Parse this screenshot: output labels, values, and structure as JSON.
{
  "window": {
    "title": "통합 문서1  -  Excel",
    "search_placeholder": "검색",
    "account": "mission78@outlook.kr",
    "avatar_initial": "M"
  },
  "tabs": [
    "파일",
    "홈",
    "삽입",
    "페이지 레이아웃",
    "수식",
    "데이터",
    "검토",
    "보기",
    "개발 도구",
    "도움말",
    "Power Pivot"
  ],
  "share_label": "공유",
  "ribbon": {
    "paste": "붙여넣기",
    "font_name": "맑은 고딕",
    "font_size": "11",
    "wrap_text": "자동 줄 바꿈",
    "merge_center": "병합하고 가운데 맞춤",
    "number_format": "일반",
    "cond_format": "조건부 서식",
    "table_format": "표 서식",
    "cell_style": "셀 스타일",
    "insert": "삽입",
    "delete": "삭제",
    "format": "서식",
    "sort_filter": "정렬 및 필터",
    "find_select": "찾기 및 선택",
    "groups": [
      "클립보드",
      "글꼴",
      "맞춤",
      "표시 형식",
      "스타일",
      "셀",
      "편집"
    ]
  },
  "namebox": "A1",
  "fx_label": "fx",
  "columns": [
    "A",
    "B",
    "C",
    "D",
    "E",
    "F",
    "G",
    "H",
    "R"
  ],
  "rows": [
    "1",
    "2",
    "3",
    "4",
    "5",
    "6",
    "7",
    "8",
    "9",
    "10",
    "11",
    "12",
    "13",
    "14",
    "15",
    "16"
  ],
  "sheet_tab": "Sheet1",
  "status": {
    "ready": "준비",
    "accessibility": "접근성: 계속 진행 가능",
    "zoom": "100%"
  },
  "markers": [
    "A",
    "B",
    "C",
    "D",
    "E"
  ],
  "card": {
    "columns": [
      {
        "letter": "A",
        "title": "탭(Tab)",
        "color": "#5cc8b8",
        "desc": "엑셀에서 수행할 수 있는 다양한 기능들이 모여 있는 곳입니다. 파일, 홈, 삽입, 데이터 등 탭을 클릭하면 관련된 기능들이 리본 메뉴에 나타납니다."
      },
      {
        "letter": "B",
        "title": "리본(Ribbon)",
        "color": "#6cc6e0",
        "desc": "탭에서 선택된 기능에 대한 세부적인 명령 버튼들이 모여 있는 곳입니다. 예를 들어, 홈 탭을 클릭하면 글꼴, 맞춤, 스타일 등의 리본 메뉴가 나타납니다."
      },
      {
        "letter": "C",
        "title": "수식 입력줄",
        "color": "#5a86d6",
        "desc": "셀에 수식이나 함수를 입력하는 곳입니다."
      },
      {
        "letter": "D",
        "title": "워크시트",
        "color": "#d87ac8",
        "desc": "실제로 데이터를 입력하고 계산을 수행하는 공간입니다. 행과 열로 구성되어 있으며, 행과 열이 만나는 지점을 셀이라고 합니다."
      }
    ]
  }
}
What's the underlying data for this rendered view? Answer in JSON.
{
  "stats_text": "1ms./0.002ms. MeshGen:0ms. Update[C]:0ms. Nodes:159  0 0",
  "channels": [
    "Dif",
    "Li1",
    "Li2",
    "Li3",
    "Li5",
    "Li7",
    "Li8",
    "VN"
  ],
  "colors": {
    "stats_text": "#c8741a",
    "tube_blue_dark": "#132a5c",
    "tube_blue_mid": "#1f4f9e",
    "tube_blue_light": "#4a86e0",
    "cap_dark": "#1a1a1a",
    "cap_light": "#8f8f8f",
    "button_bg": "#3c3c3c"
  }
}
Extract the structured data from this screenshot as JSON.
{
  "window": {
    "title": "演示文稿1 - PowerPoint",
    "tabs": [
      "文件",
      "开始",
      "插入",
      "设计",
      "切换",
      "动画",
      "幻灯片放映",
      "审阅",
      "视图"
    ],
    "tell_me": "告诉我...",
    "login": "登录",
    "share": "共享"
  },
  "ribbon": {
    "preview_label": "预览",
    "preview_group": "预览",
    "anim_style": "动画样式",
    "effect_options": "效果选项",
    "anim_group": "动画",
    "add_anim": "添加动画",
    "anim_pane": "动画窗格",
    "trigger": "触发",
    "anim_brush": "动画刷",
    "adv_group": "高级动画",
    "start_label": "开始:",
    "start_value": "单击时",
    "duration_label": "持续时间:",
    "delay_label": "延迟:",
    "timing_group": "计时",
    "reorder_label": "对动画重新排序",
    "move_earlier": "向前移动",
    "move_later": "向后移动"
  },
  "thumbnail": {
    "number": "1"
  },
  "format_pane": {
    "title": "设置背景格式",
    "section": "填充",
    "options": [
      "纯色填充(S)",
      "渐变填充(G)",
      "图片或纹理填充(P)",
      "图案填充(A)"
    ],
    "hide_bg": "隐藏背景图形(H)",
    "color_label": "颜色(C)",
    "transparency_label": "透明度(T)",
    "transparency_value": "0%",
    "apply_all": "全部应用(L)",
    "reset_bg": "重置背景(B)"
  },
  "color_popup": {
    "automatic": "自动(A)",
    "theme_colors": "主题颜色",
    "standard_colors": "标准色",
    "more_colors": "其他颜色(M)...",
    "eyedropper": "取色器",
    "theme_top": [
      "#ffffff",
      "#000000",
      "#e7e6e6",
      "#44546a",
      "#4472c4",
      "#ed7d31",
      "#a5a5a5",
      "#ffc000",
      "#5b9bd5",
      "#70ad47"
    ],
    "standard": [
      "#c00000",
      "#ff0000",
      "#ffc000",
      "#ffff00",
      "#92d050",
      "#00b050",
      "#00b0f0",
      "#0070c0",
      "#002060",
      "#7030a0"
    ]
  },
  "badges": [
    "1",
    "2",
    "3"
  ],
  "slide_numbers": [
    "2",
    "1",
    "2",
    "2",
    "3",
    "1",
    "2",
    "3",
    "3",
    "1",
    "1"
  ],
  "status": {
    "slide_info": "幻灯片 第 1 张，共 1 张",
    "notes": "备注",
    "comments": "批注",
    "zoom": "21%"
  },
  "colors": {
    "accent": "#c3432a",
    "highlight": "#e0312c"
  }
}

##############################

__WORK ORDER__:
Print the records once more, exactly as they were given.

__TASK SOLUTION__:
Parse this screenshot: output labels, values, and structure as JSON.
{
  "window": {
    "title": "통합 문서1  -  Excel",
    "search_placeholder": "검색",
    "account": "mission78@outlook.kr",
    "avatar_initial": "M"
  },
  "tabs": [
    "파일",
    "홈",
    "삽입",
    "페이지 레이아웃",
    "수식",
    "데이터",
    "검토",
    "보기",
    "개발 도구",
    "도움말",
    "Power Pivot"
  ],
  "share_label": "공유",
  "ribbon": {
    "paste": "붙여넣기",
    "font_name": "맑은 고딕",
    "font_size": "11",
    "wrap_text": "자동 줄 바꿈",
    "merge_center": "병합하고 가운데 맞춤",
    "number_format": "일반",
    "cond_format": "조건부 서식",
    "table_format": "표 서식",
    "cell_style": "셀 스타일",
    "insert": "삽입",
    "delete": "삭제",
    "format": "서식",
    "sort_filter": "정렬 및 필터",
    "find_select": "찾기 및 선택",
    "groups": [
      "클립보드",
      "글꼴",
      "맞춤",
      "표시 형식",
      "스타일",
      "셀",
      "편집"
    ]
  },
  "namebox": "A1",
  "fx_label": "fx",
  "columns": [
    "A",
    "B",
    "C",
    "D",
    "E",
    "F",
    "G",
    "H",
    "R"
  ],
  "rows": [
    "1",
    "2",
    "3",
    "4",
    "5",
    "6",
    "7",
    "8",
    "9",
    "10",
    "11",
    "12",
    "13",
    "14",
    "15",
    "16"
  ],
  "sheet_tab": "Sheet1",
  "status": {
    "ready": "준비",
    "accessibility": "접근성: 계속 진행 가능",
    "zoom": "100%"
  },
  "markers": [
    "A",
    "B",
    "C",
    "D",
    "E"
  ],
  "card": {
    "columns": [
      {
        "letter": "A",
        "title": "탭(Tab)",
        "color": "#5cc8b8",
        "desc": "엑셀에서 수행할 수 있는 다양한 기능들이 모여 있는 곳입니다. 파일, 홈, 삽입, 데이터 등 탭을 클릭하면 관련된 기능들이 리본 메뉴에 나타납니다."
      },
      {
        "letter": "B",
        "title": "리본(Ribbon)",
        "color": "#6cc6e0",
        "desc": "탭에서 선택된 기능에 대한 세부적인 명령 버튼들이 모여 있는 곳입니다. 예를 들어, 홈 탭을 클릭하면 글꼴, 맞춤, 스타일 등의 리본 메뉴가 나타납니다."
      },
      {
        "letter": "C",
        "title": "수식 입력줄",
        "color": "#5a86d6",
        "desc": "셀에 수식이나 함수를 입력하는 곳입니다."
      },
      {
        "letter": "D",
        "title": "워크시트",
        "color": "#d87ac8",
        "desc": "실제로 데이터를 입력하고 계산을 수행하는 공간입니다. 행과 열로 구성되어 있으며, 행과 열이 만나는 지점을 셀이라고 합니다."
      }
    ]
  }
}
What's the underlying data for this rendered view? Answer in JSON.
{
  "stats_text": "1ms./0.002ms. MeshGen:0ms. Update[C]:0ms. Nodes:159  0 0",
  "channels": [
    "Dif",
    "Li1",
    "Li2",
    "Li3",
    "Li5",
    "Li7",
    "Li8",
    "VN"
  ],
  "colors": {
    "stats_text": "#c8741a",
    "tube_blue_dark": "#132a5c",
    "tube_blue_mid": "#1f4f9e",
    "tube_blue_light": "#4a86e0",
    "cap_dark": "#1a1a1a",
    "cap_light": "#8f8f8f",
    "button_bg": "#3c3c3c"
  }
}
Extract the structured data from this screenshot as JSON.
{
  "window": {
    "title": "演示文稿1 - PowerPoint",
    "tabs": [
      "文件",
      "开始",
      "插入",
      "设计",
      "切换",
      "动画",
      "幻灯片放映",
      "审阅",
      "视图"
    ],
    "tell_me": "告诉我...",
    "login": "登录",
    "share": "共享"
  },
  "ribbon": {
    "preview_label": "预览",
    "preview_group": "预览",
    "anim_style": "动画样式",
    "effect_options": "效果选项",
    "anim_group": "动画",
    "add_anim": "添加动画",
    "anim_pane": "动画窗格",
    "trigger": "触发",
    "anim_brush": "动画刷",
    "adv_group": "高级动画",
    "start_label": "开始:",
    "start_value": "单击时",
    "duration_label": "持续时间:",
    "delay_label": "延迟:",
    "timing_group": "计时",
    "reorder_label": "对动画重新排序",
    "move_earlier": "向前移动",
    "move_later": "向后移动"
  },
  "thumbnail": {
    "number": "1"
  },
  "format_pane": {
    "title": "设置背景格式",
    "section": "填充",
    "options": [
      "纯色填充(S)",
      "渐变填充(G)",
      "图片或纹理填充(P)",
      "图案填充(A)"
    ],
    "hide_bg": "隐藏背景图形(H)",
    "color_label": "颜色(C)",
    "transparency_label": "透明度(T)",
    "transparency_value": "0%",
    "apply_all": "全部应用(L)",
    "reset_bg": "重置背景(B)"
  },
  "color_popup": {
    "automatic": "自动(A)",
    "theme_colors": "主题颜色",
    "standard_colors": "标准色",
    "more_colors": "其他颜色(M)...",
    "eyedropper": "取色器",
    "theme_top": [
      "#ffffff",
      "#000000",
      "#e7e6e6",
      "#44546a",
      "#4472c4",
      "#ed7d31",
      "#a5a5a5",
      "#ffc000",
      "#5b9bd5",
      "#70ad47"
    ],
    "standard": [
      "#c00000",
      "#ff0000",
      "#ffc000",
      "#ffff00",
      "#92d050",
      "#00b050",
      "#00b0f0",
      "#0070c0",
      "#002060",
      "#7030a0"
    ]
  },
  "badges": [
    "1",
    "2",
    "3"
  ],
  "slide_numbers": [
    "2",
    "1",
    "2",
    "2",
    "3",
    "1",
    "2",
    "3",
    "3",
    "1",
    "1"
  ],
  "status": {
    "slide_info": "幻灯片 第 1 张，共 1 张",
    "notes": "备注",
    "comments": "批注",
    "zoom": "21%"
  },
  "colors": {
    "accent": "#c3432a",
    "highlight": "#e0312c"
  }
}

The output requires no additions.